After a pleasant break we set off once more crossing a couple of fields and joining a lane which took us past Old Pilfit Farm.

Some wet paths..

.. lead to Old Pilfit Farm

Crab apple tree

Converted railway property

We passed the old railway track and property that once served Ampleforth until 1950.

The lane reaches Low Lion Lodge and bears left, but we leave it by keeping straight on past the lodge before entering fields to walk south to reach the much grander High Lion Lodge.

Low Lion Lodge Farm

We spot the White Horse in the distance

Upper Lion House


Residents at Upper Lion Lodge

Fancy Hens

Donkeys and cattle graze happily together

Passing by Upper Lion House and its menagerie of pet livestock we turned right into North Moor Lane and after a couple of hundred yards, turned left onto a forestry road to cross Yearsley Moor.


Walking up North Moor Lane

Notice Board as we enter Yearsley Moor

Dense woodland in Yearsley Moor

Eventually we reached Higher Fish Ponds where we swung left to sweep past the ponds to reach Lower Fish Pond.  This Lower Fish Pond is far larger and is a tranquil and pretty spot.


Higher fish pond

Lower Fish Pond

Walking through Ampleforth Estate



Just past Lower Fish Pond the route turns north to cross a sheep field.  There are new gates on the field and no way marks on this side of the field but a stile and way marks at the far side.

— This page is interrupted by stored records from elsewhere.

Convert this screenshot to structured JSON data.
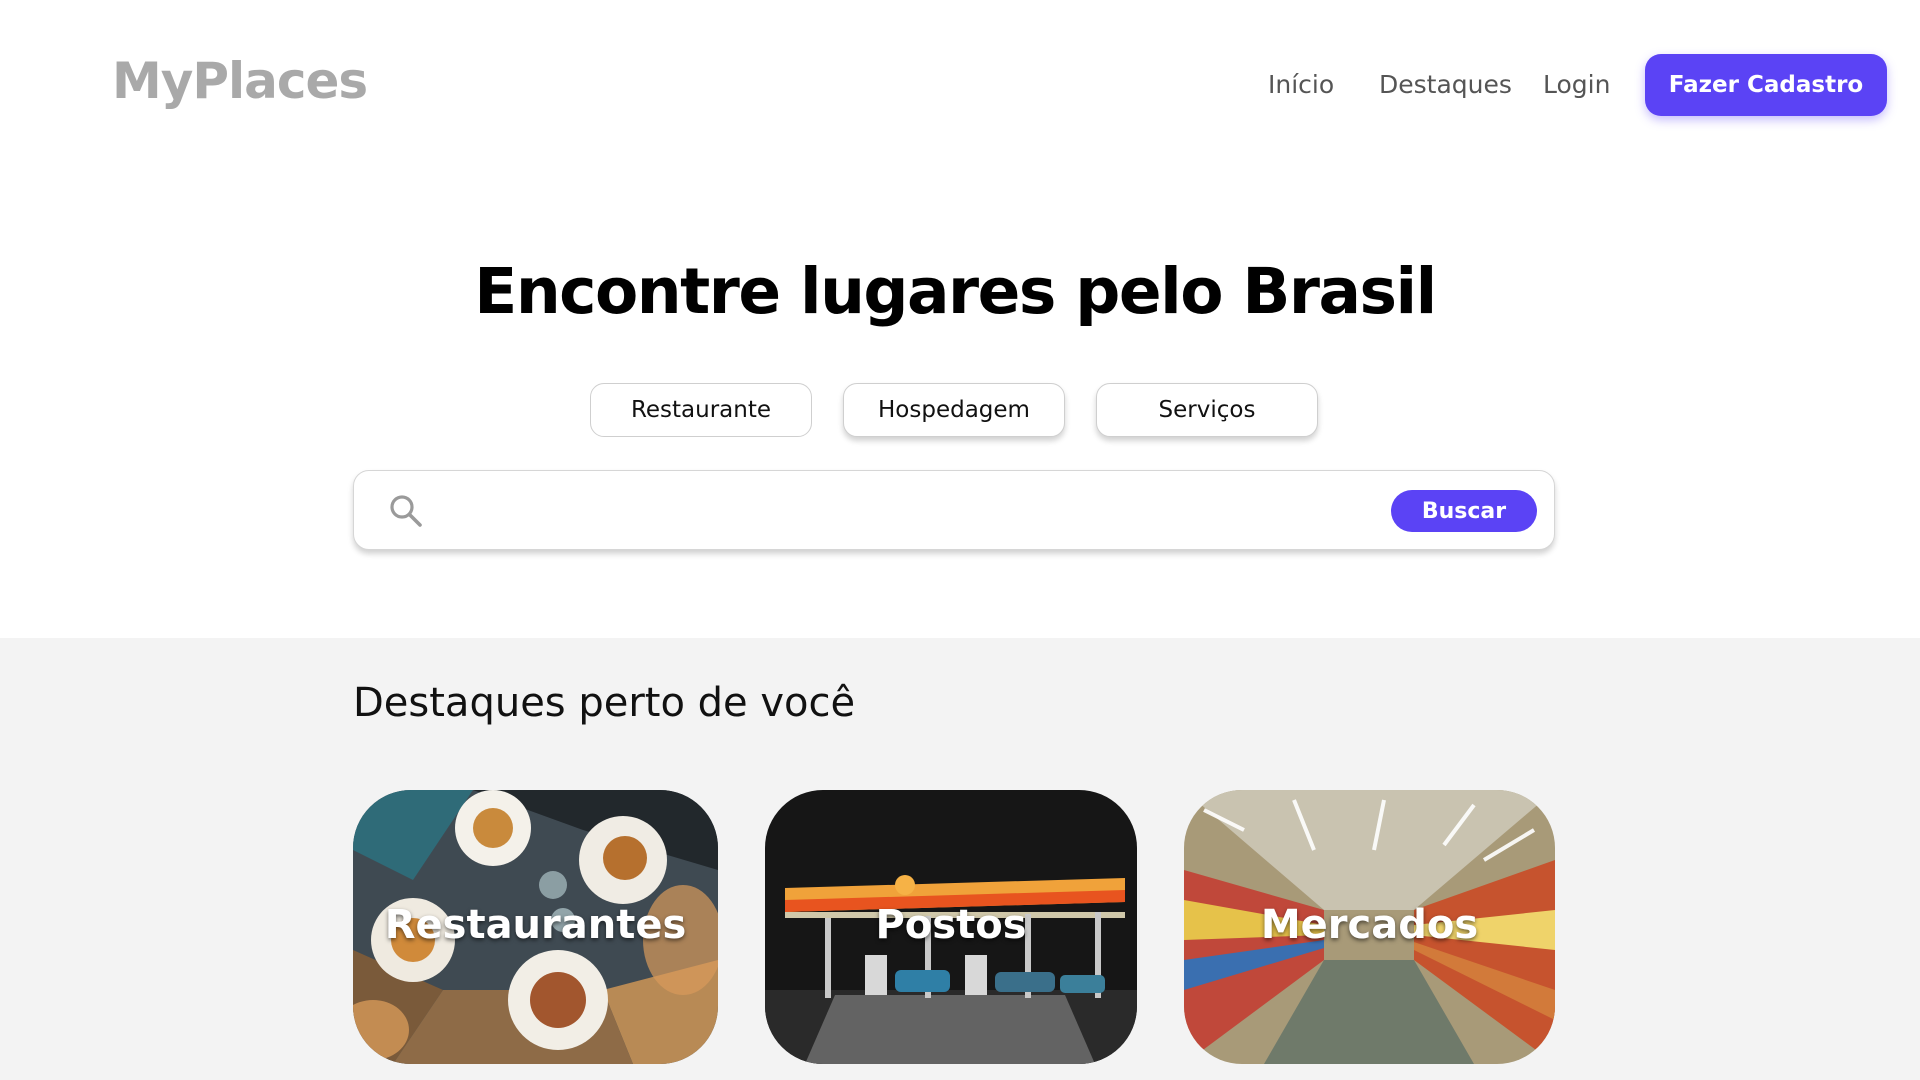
{
  "header": {
    "logo": "MyPlaces",
    "nav": {
      "inicio": "Início",
      "destaques": "Destaques",
      "login": "Login"
    },
    "cta": "Fazer Cadastro"
  },
  "hero": {
    "title": "Encontre lugares pelo Brasil",
    "categories": [
      "Restaurante",
      "Hospedagem",
      "Serviços"
    ],
    "search": {
      "value": "",
      "placeholder": "",
      "button": "Buscar",
      "icon": "search-icon"
    }
  },
  "highlights": {
    "title": "Destaques perto de você",
    "cards": [
      {
        "label": "Restaurantes",
        "image": "restaurant-food-photo"
      },
      {
        "label": "Postos",
        "image": "gas-station-night-photo"
      },
      {
        "label": "Mercados",
        "image": "supermarket-aisle-photo"
      }
    ]
  },
  "colors": {
    "accent": "#5b43f5",
    "logo": "#a9a9a9",
    "section_bg": "#f3f3f3"
  }
}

We crossed the old embankment of the long disused Malton to Coxwold railway.  TSB explains that a special train (shades of Harry Potter) used to convey students from London to Ampleforth College at the start of each term until the line was closed in 1964.


Clive looks over to Ampleforth College

Passing an owl box


Looking back at Gilling Wood


There was a fine view of Ampleforth Abbey and College to our right as we joined and then followed Mill Lane back to Ampleforth.


The houses of Ampleforth appear ahead

Ampleforth Abbey to the left and College over to the right

Manor House,  Ampleforth

Marian House


Although without many interesting features this is a pretty route along little walked paths and best done with a close eye to the map.
No pubs were open in Ampleforth on our return but a short drive to Coxwold found us sitting outside the Fauconberg Arms for our debrief while enjoying the autumn sunshine.


To the Old Timer, whoever he was!